This fantasy sequel is a good entry-level wargame.
There are 18 campaign missions, including bonus missions, but you won't get to play all of them in a single campaign because you have to choose your route to the final objective, and naturally, the desire to play the levels you missed may spur you to play through the campaign a second time. The bonus missions, which you can unlock by beating regular missions within a given turn limit, let you play with other factions, like the dwarves or the humans, and will sometimes reveal background to the main story. Also, within each campaign level there are secrets to discover and side quests to take, which will reward your exploration with experience, new units, spells, and items, so you'll still have something to celebrate if you don't win the "gold victory" needed to unlock a bonus stage. In addition to the campaign, the game offers seven stand-alone missions, which help make the single-player experience a long and satisfying one.
While the AI is impressive and will quickly take advantage of your mistakes, nothing compares to fighting against another human. Although we never had any luck finding a game on the Internet, there are others ways to find a multiplayer match. You can arrange a game on the official forum and connect by IP address, or you can play either hotseat or LAN games, which include the added bonus of hearing your friends' lamentations as you tear their armies apart. These multiplayer games are often pitched battles, where each player sits on the brink of destruction and prays that his opponent will be the first to show weakness, and the tension often starts from the first turn, since many of the 17 multiplayer maps put you right next to the enemy. Other maps are large and provide a stream of additional gold each turn, allowing for truly epic battles that can last for hours. Thankfully, multiplayer games can be saved and loaded later, if your previous commitments force an early armistice. The biggest problem with the multiplayer is that you have nothing to do during your opponents' turns, but you can minimize this by setting a time limit for turns, which is almost a necessity for four-player maps.
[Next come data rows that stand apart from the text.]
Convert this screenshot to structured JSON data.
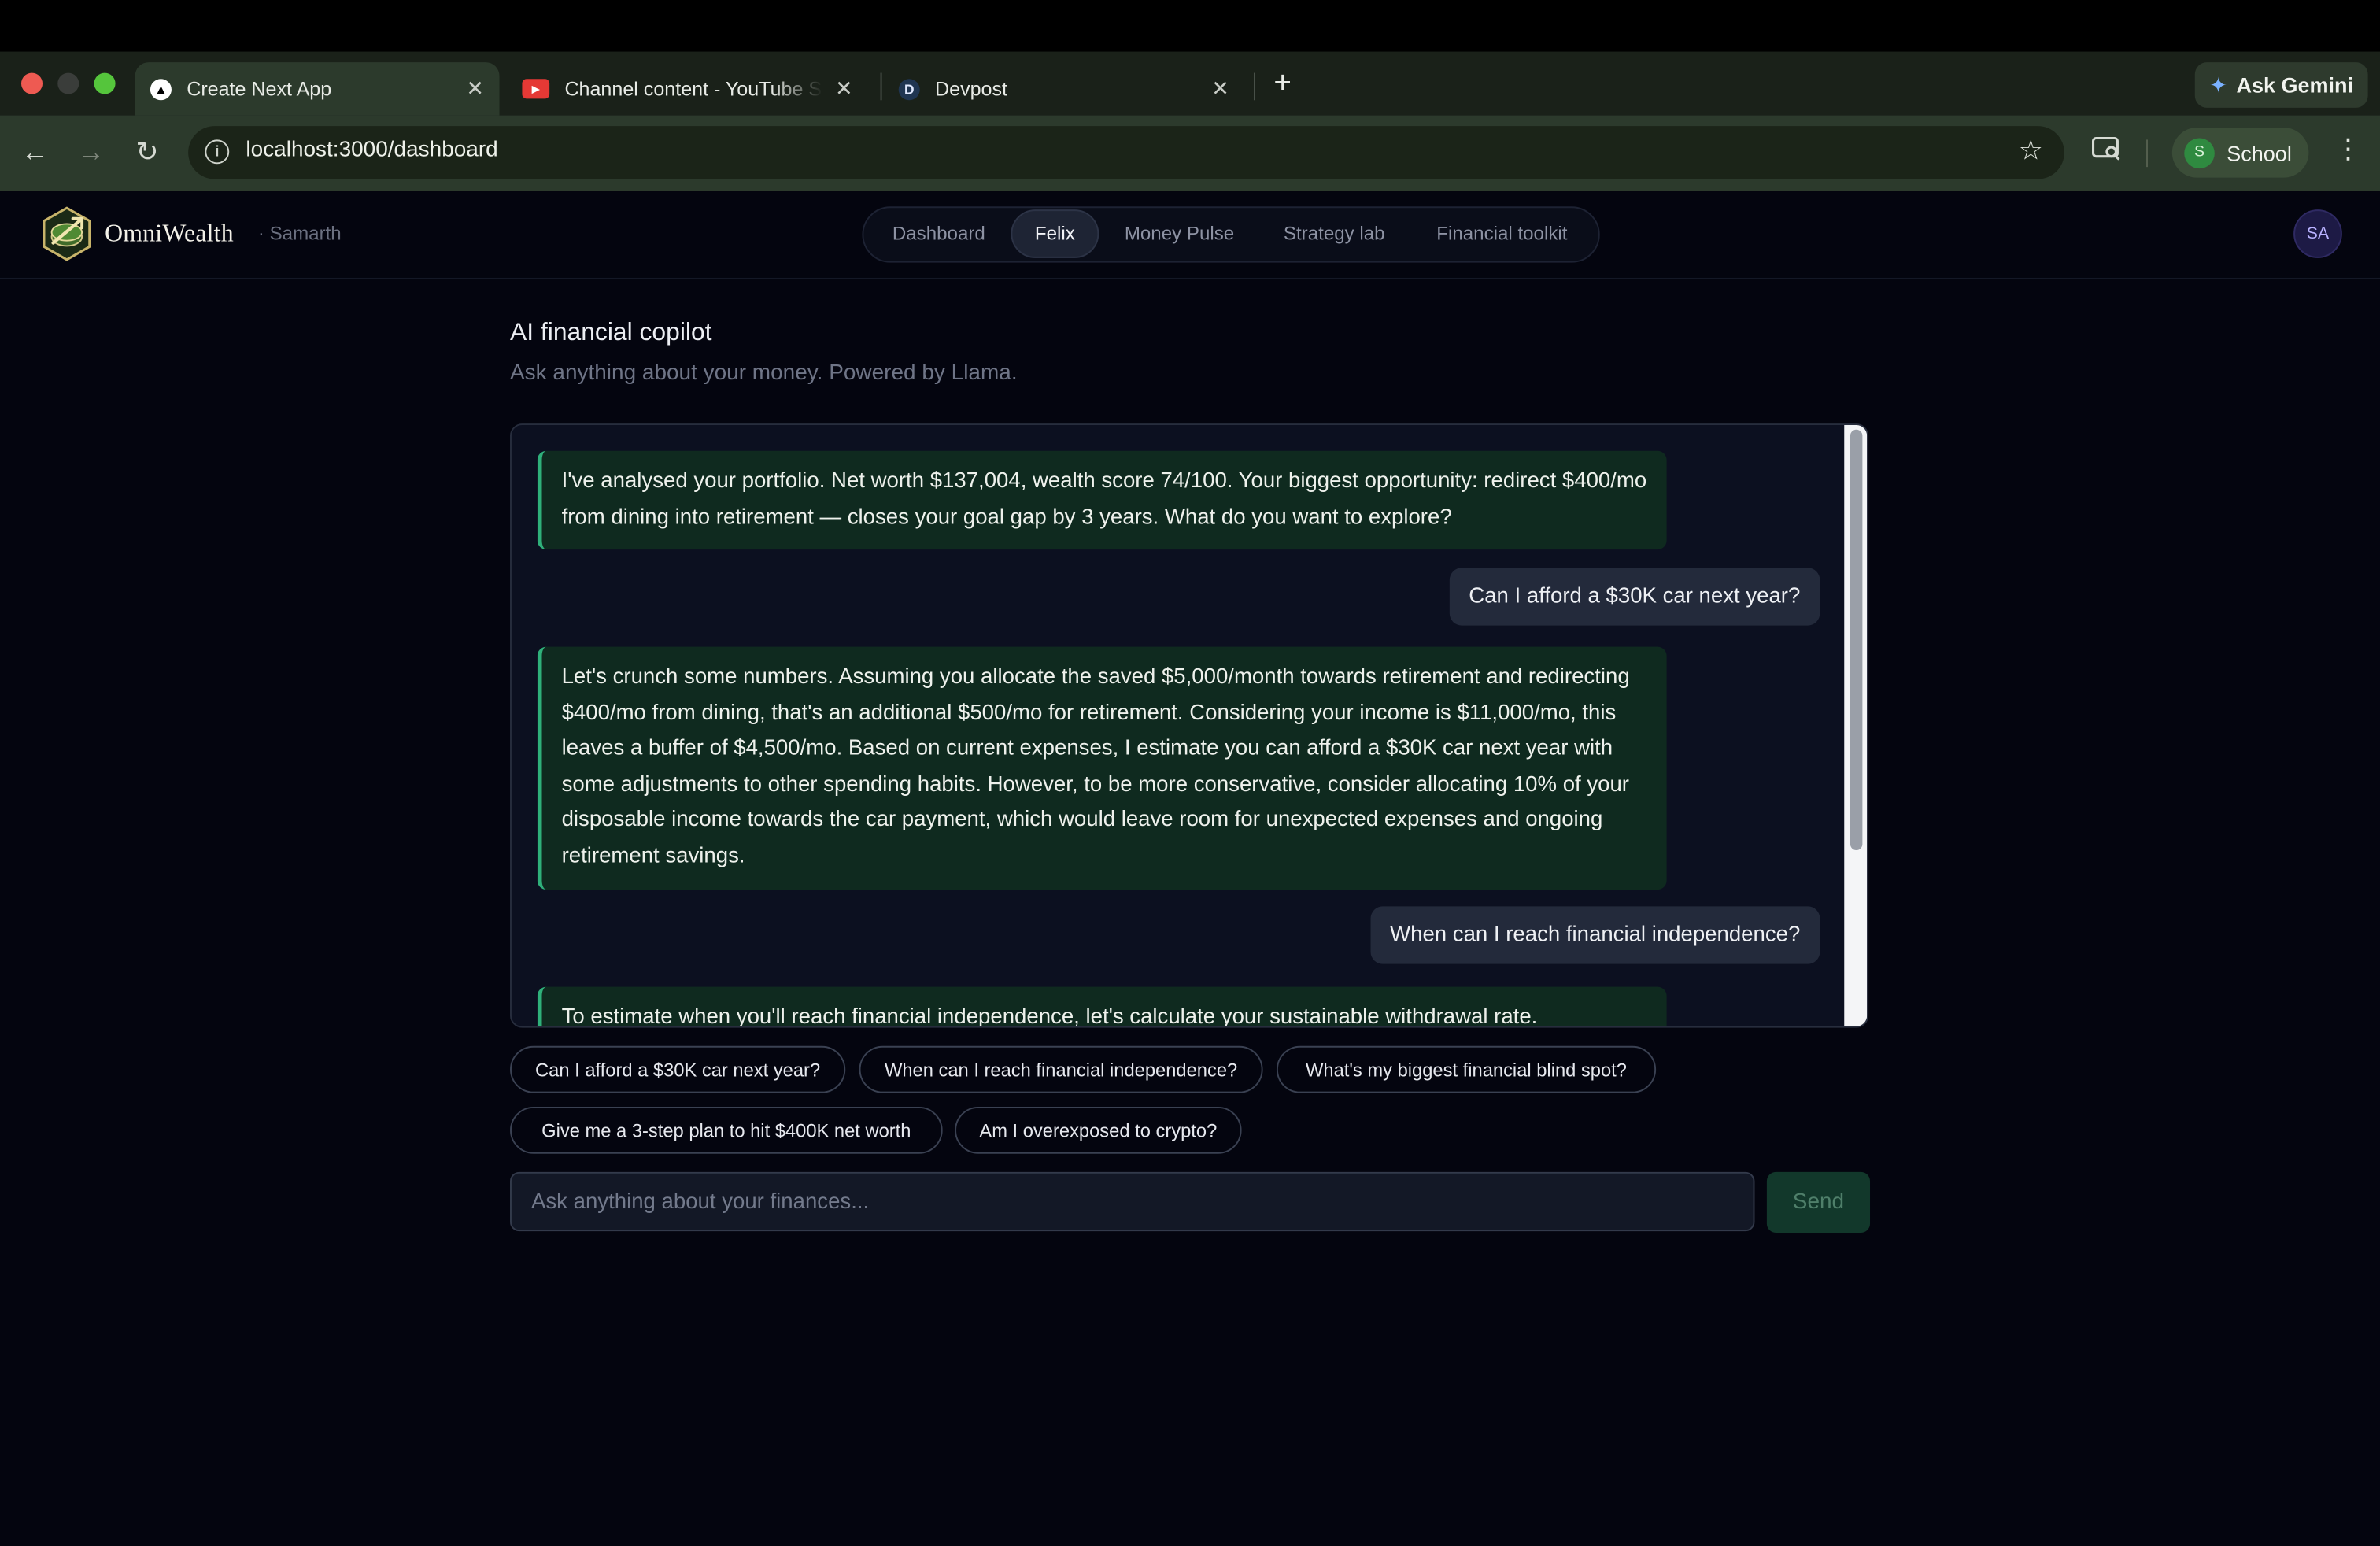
{
  "browser": {
    "tabs": [
      {
        "title": "Create Next App",
        "active": true,
        "favicon": "triangle-icon"
      },
      {
        "title": "Channel content - YouTube Studio",
        "active": false,
        "favicon": "youtube-icon"
      },
      {
        "title": "Devpost",
        "active": false,
        "favicon": "D"
      }
    ],
    "new_tab": "+",
    "ask_gemini": "Ask Gemini",
    "url": "localhost:3000/dashboard",
    "profile_initial": "S",
    "profile_name": "School"
  },
  "app": {
    "brand": "OmniWealth",
    "user": "· Samarth",
    "nav": [
      {
        "label": "Dashboard",
        "active": false
      },
      {
        "label": "Felix",
        "active": true
      },
      {
        "label": "Money Pulse",
        "active": false
      },
      {
        "label": "Strategy lab",
        "active": false
      },
      {
        "label": "Financial toolkit",
        "active": false
      }
    ],
    "avatar_initials": "SA"
  },
  "page": {
    "title": "AI financial copilot",
    "subtitle": "Ask anything about your money. Powered by Llama."
  },
  "messages": [
    {
      "role": "assistant",
      "text": "I've analysed your portfolio. Net worth $137,004, wealth score 74/100. Your biggest opportunity: redirect $400/mo from dining into retirement — closes your goal gap by 3 years. What do you want to explore?"
    },
    {
      "role": "user",
      "text": "Can I afford a $30K car next year?"
    },
    {
      "role": "assistant",
      "text": "Let's crunch some numbers. Assuming you allocate the saved $5,000/month towards retirement and redirecting $400/mo from dining, that's an additional $500/mo for retirement. Considering your income is $11,000/mo, this leaves a buffer of $4,500/mo. Based on current expenses, I estimate you can afford a $30K car next year with some adjustments to other spending habits. However, to be more conservative, consider allocating 10% of your disposable income towards the car payment, which would leave room for unexpected expenses and ongoing retirement savings."
    },
    {
      "role": "user",
      "text": "When can I reach financial independence?"
    },
    {
      "role": "assistant",
      "text": "To estimate when you'll reach financial independence, let's calculate your sustainable withdrawal rate."
    }
  ],
  "suggestions": [
    "Can I afford a $30K car next year?",
    "When can I reach financial independence?",
    "What's my biggest financial blind spot?",
    "Give me a 3-step plan to hit $400K net worth",
    "Am I overexposed to crypto?"
  ],
  "composer": {
    "placeholder": "Ask anything about your finances...",
    "send_label": "Send"
  }
}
Elven Legacy's controls and interface don't break any new ground, but they get the job done. The one annoying control issue we had--accidentally moving one unit when intending to select another--can be avoided by doing all unit selection through the army panel at the bottom of the screen. Moreover, you can undo unwanted movements, provided the offending unit didn't discover any enemies or make an attack. Aside from controlling the camera, the right mouse button displays information about a spell, item, or unit in a pop-up window, which works just fine but makes you wonder whether some of this data, like attack range or melee damage, could have been displayed in the unit selection panel, where there is plenty of extra space. One thing the selection panel is invaluable for is identifying which units can act, with each unit sporting red and green orbs next to its portrait that indicate the ability to attack and move, respectively. As well, some other interface features that make gameplay easier include highlighting all the hexes that a selected unit can move to and displaying tooltips that reveal how well your unit might do if he attacked a given target.
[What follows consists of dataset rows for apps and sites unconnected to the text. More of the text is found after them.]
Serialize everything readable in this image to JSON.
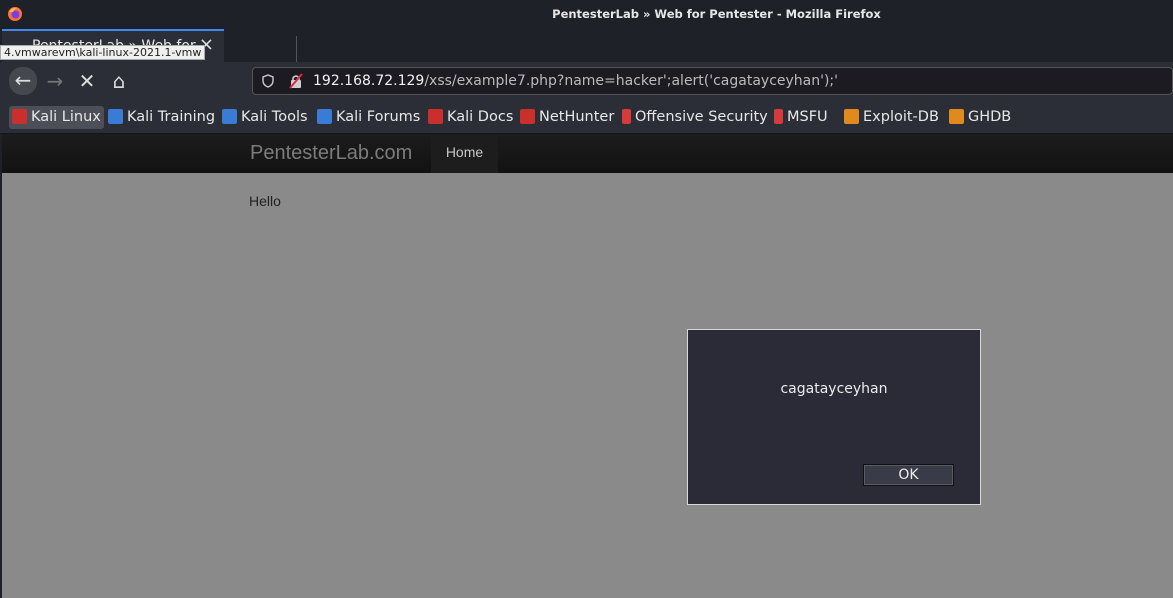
{
  "window": {
    "title": "PentesterLab » Web for Pentester - Mozilla Firefox"
  },
  "tab": {
    "label": "PentesterLab » Web for P",
    "close": "×",
    "new_tab": "+",
    "tooltip": "4.vmwarevm\\kali-linux-2021.1-vmw"
  },
  "nav": {
    "back": "←",
    "forward": "→",
    "stop": "✕",
    "home": "⌂"
  },
  "urlbar": {
    "host": "192.168.72.129",
    "path": "/xss/example7.php?name=hacker';alert('cagatayceyhan');'"
  },
  "bookmarks": [
    {
      "label": "Kali Linux",
      "icon": "kali-dragon-icon",
      "color": "#c9302c"
    },
    {
      "label": "Kali Training",
      "icon": "kali-training-icon",
      "color": "#3a7bd5"
    },
    {
      "label": "Kali Tools",
      "icon": "kali-tools-icon",
      "color": "#3a7bd5"
    },
    {
      "label": "Kali Forums",
      "icon": "kali-forums-icon",
      "color": "#3a7bd5"
    },
    {
      "label": "Kali Docs",
      "icon": "kali-docs-icon",
      "color": "#c9302c"
    },
    {
      "label": "NetHunter",
      "icon": "nethunter-icon",
      "color": "#c9302c"
    },
    {
      "label": "Offensive Security",
      "icon": "offsec-icon",
      "color": "#d63a3a"
    },
    {
      "label": "MSFU",
      "icon": "msfu-icon",
      "color": "#d63a3a"
    },
    {
      "label": "Exploit-DB",
      "icon": "exploit-db-icon",
      "color": "#e08a1e"
    },
    {
      "label": "GHDB",
      "icon": "ghdb-icon",
      "color": "#e08a1e"
    }
  ],
  "page": {
    "brand": "PentesterLab.com",
    "nav_home": "Home",
    "body_text": "Hello"
  },
  "dialog": {
    "message": "cagatayceyhan",
    "ok_label": "OK"
  }
}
Visuals aren't the selling point for wargames, and people who enjoy moving simple counters across a hex grid will find no reason to complain about Elven Legacy's graphics. It looks great for its genre, with distinct three-dimensional units and environments, good unit animations, and charming spell effects. On the other hand, non-grognards will be unimpressed, especially considering that the game specifically warns you against turning on the antialiasing. True to the warning, the game did crash a couple of times with the antialiasing turned on and was quite stable without it, but the visual improvements may be worth sacrificing some stability for. One additional bug showed up at the end of the campaign when the two different ending cutscenes played back-to-back in a seemingly endless loop. On the plus side, though, the system requirements are low, so you can play the game on an older computer. As for the sound, it holds up well by any standard, with sufficiently varied music, detailed sound effects, and excellent English-language voice acting.
Elven Legacy is a sure bet for fans of the fantasy wargame subgenre, but they're not the only ones who will appreciate its charms. Fans of more traditional wargames can appreciate it as a fun fantasy diversion, and new players will find it simple to learn and enjoy. If you are new to the genre, Elven Legacy is a great choice for an entry-level wargame. With its simple yet tactically robust combat options, its antihero protagonist, and its cutthroat multiplayer, Elven Legacy could easily become your "gateway game" to more sophisticated wargames.